Write out each entry, exactly the way it appears.
========================================================================
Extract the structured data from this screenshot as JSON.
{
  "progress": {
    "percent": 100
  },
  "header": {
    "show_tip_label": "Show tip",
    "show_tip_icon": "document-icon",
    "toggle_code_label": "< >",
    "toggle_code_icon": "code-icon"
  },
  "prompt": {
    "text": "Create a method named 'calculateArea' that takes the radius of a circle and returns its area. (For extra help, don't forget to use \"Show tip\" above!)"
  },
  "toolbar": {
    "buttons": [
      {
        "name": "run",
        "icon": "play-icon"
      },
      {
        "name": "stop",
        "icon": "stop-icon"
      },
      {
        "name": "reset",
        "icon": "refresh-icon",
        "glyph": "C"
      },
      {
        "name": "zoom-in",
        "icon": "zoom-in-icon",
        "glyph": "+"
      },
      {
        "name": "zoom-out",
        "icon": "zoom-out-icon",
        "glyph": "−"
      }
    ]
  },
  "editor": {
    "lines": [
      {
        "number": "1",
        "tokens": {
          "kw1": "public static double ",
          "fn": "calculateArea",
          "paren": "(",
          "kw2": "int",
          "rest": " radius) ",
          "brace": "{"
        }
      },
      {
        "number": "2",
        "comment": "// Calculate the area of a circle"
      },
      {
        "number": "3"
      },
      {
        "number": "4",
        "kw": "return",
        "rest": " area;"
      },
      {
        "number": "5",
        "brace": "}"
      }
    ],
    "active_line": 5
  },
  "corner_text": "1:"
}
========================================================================
— REPLY —
Extract the structured data from this screenshot as JSON.
{
  "progress": {
    "percent": 100
  },
  "header": {
    "show_tip_label": "Show tip",
    "show_tip_icon": "document-icon",
    "toggle_code_label": "< >",
    "toggle_code_icon": "code-icon"
  },
  "prompt": {
    "text": "Create a method named 'calculateArea' that takes the radius of a circle and returns its area. (For extra help, don't forget to use \"Show tip\" above!)"
  },
  "toolbar": {
    "buttons": [
      {
        "name": "run",
        "icon": "play-icon"
      },
      {
        "name": "stop",
        "icon": "stop-icon"
      },
      {
        "name": "reset",
        "icon": "refresh-icon",
        "glyph": "C"
      },
      {
        "name": "zoom-in",
        "icon": "zoom-in-icon",
        "glyph": "+"
      },
      {
        "name": "zoom-out",
        "icon": "zoom-out-icon",
        "glyph": "−"
      }
    ]
  },
  "editor": {
    "lines": [
      {
        "number": "1",
        "tokens": {
          "kw1": "public static double ",
          "fn": "calculateArea",
          "paren": "(",
          "kw2": "int",
          "rest": " radius) ",
          "brace": "{"
        }
      },
      {
        "number": "2",
        "comment": "// Calculate the area of a circle"
      },
      {
        "number": "3"
      },
      {
        "number": "4",
        "kw": "return",
        "rest": " area;"
      },
      {
        "number": "5",
        "brace": "}"
      }
    ],
    "active_line": 5
  },
  "corner_text": "1:"
}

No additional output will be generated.